▶ _Material provided_
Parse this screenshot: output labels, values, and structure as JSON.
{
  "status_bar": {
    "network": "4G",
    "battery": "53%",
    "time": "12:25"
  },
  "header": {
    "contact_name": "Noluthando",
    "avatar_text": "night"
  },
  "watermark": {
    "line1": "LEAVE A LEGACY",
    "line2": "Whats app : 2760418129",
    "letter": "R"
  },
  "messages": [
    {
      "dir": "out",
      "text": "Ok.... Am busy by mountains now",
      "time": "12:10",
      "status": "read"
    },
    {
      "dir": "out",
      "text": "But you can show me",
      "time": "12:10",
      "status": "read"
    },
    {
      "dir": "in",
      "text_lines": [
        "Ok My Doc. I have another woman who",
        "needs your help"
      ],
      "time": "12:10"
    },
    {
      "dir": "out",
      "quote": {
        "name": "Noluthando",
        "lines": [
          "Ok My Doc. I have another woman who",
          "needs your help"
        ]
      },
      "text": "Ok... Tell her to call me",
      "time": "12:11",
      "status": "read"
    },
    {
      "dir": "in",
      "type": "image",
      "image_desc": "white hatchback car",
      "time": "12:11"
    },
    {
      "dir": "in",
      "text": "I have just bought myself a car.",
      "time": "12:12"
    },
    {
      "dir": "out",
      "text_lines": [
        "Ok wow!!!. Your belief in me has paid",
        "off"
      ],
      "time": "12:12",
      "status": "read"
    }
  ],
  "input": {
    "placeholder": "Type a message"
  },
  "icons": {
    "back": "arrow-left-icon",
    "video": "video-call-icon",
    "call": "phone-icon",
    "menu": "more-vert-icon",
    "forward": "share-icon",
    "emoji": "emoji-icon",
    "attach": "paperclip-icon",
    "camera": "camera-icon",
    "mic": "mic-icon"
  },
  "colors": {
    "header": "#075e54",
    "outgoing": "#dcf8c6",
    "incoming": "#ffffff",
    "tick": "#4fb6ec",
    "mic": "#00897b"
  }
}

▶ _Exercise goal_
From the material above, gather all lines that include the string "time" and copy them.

▶ _Answer to the problem_
    "time": "12:25"
      "time": "12:10",
      "time": "12:10",
      "time": "12:10"
      "time": "12:11",
      "time": "12:11"
      "time": "12:12"
      "time": "12:12",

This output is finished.